Unlike Byron, who despite his radical views had a large following among
the upper classes even while still alive, for decades after his death
Shelley was read mainly among socialists and in the labor movement (Karl
Marx was among his admirers). Only towards the end of the 19th century
did his work, or rather his more innocuous work, become respectable
- popularised by, among others, Henry Salt, whose acclaimed biography
: Poet and Pioneer was first published in 1896.
• Born: 4
• Birthplace: Near Sussex, England
• Death: 8 July 1822 (drowning)
• Best Known As: 19th century romantic poet
A radical young fellow, Percy Shelley was expelled from Oxford University
in 1811 when he published The Necessity of Atheism. His early poems
advocated social reform, reflecting the influence of the philosophical
writings of William Godwin. He fell in love with Godwin's daughter Mary,
who later gained fame as the author of Frankenstein. After Shelley's
first wife committed suicide in 1816, Shelley and Mary Wollstonecraft
Godwin were married. Shelley was lost at sea in 1822, while sailing
off the coast of Italy.
Shelley, Percy Bysshe
(bish) , 1792–1822, English poet, b. Horsham, Sussex. He is ranked
as one of the great English poets of the romantic period.
A Tempestuous Life
The son of a prosperous squire, he entered Oxford in 1810, where readings
in philosophy led him toward a study of the empiricists and the modern
skeptics, notably William Godwin. In 1811 he and his friend Thomas Jefferson

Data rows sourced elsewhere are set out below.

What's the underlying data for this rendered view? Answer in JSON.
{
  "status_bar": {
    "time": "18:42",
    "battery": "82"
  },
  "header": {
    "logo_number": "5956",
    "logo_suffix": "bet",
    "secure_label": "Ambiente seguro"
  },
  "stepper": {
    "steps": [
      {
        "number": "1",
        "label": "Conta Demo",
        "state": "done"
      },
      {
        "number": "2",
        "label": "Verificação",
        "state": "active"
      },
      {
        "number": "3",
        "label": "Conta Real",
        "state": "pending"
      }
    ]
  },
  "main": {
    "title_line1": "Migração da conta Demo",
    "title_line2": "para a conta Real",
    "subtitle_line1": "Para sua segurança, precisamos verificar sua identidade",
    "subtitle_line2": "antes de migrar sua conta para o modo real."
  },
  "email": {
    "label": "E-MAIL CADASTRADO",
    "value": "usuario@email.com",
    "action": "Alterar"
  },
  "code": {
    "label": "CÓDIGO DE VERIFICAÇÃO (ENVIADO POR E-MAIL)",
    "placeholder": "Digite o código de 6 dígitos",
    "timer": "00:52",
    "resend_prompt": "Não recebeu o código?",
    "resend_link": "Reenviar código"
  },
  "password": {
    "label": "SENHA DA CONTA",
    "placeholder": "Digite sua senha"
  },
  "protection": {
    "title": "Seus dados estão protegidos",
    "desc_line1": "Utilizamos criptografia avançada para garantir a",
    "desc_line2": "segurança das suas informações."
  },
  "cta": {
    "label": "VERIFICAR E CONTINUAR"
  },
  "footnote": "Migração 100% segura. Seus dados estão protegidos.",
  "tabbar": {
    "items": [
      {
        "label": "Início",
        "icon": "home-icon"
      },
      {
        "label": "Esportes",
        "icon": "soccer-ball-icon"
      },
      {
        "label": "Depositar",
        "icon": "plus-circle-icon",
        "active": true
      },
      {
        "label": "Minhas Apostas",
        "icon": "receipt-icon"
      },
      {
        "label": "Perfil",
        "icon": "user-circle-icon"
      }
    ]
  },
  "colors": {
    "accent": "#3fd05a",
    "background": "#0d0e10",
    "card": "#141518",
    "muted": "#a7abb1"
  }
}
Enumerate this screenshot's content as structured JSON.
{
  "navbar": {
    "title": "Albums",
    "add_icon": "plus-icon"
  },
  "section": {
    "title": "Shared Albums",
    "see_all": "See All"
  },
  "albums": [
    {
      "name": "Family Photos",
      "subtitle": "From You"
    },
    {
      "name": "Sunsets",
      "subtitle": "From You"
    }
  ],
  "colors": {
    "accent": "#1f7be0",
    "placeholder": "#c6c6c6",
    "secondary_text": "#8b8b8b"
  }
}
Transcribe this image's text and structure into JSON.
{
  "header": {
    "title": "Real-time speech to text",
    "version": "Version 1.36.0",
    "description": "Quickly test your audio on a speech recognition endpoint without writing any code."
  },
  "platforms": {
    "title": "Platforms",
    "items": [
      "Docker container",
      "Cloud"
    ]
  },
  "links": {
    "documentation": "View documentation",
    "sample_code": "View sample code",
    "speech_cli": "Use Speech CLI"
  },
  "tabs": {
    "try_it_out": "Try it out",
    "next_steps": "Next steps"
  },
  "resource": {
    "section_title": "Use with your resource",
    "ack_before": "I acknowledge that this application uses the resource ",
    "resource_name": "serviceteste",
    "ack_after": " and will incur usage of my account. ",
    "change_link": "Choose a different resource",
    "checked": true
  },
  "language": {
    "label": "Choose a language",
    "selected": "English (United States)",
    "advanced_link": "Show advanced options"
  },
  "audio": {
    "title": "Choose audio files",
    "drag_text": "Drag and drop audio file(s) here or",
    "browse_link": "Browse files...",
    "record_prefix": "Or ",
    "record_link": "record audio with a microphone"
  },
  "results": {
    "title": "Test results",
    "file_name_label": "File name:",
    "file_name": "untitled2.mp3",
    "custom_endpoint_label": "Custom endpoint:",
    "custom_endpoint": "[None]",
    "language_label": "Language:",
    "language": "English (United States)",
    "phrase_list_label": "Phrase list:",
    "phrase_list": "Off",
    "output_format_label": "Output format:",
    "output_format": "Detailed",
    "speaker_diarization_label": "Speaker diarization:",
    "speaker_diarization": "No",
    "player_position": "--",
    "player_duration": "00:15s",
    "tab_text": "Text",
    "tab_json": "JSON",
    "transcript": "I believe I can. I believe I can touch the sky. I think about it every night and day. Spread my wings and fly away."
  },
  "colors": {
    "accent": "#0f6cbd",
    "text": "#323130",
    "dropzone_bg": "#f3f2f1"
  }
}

Hogg published their pamphlet, The Necessity of Atheism, which resulted
in their immediate expulsion from the university. The same year Shelley
eloped with 16-year-old Harriet Westbrook, by whom he eventually had
two children, Ianthe and Charles.
Supported reluctantly by their fathers, the young couple traveled through
Great Britain. Shelley's life continued to be dominated by his desire
for social and political reform, and he was constantly publishing pamphlets.
His first important poem, Queen Mab, privately printed in 1813, set
forth a radical system of curing social ills by advocating the destruction
of various established institutions.
In 1814 Shelley left England for France with Mary Godwin, the daughter
of William Godwin. During their first year together they were plagued
by social ostracism and financial difficulties. However, in 1815 Shelley's
grandfather died and left him an annual income. Laon and Cynthna appeared
in 1817 but was withdrawn and reissued the following year as The Revolt
of Islam; it is a long poem in Spenserian stanzas that tells of a revolution
and illustrates the growth of the human mind aspiring toward perfection.
After Harriet Shelley's suicide in 1816, Shelley and Mary officially
married. In 1817 Harriet's parents obtained a decree from the lord chancellor
stating that Shelley was unfit to have custody of his children. The
following year Shelley and Mary left England and settled in Italy. By
this time their household consisted of their own three children and
Mary's half-sister Claire Claremont and her daughter Allegra (whose
father was Lord Byron). On July 8, 1822, Shelley was drowned while sailing
in the Bay of Spezia, near Lerici.
Shelley composed the great body of his poetry in Italy. The Cenci, a
tragedy in verse exploring moral deformity, was published in 1819, followed
by his masterpiece, Prometheus Unbound (1820). In this lyrical drama
Shelley poured forth all his passions and beliefs, which were modeled
after the ideas of Plato. Epipsychidion (1821) is a poem addressed to
Emilia Viviani, a young woman whom Shelley met in Pisa and with whom
he developed a brief but close friendship.
His great elegy, Adonais (1821), written in memory of Keats, asserts
the immortality of beauty. Hellas (1822), a lyrical drama, was inspired
by the Greek struggle for independence. His other poems include Alastor
(1816) and the shorter poems “Ode to the West Wind,” “To
a Skylark,” “Ozymandias,” “The Indian Serenade,”
and “When the Lamp Is Shattered.”
Most of Shelley's poetry reveals his philosophy, a combination of belief
in the power of human love and reason, and faith in the perfectibility
and ultimate progress of man. His lyric poems are superb in their beauty,
grandeur, and mastery of language. Although Matthew Arnold labeled him
an “ineffectual angel,” 20th-century critics have taken
Shelley seriously, recognizing his wit, his gifts as a satirist, and
his influence as a social and political thinker.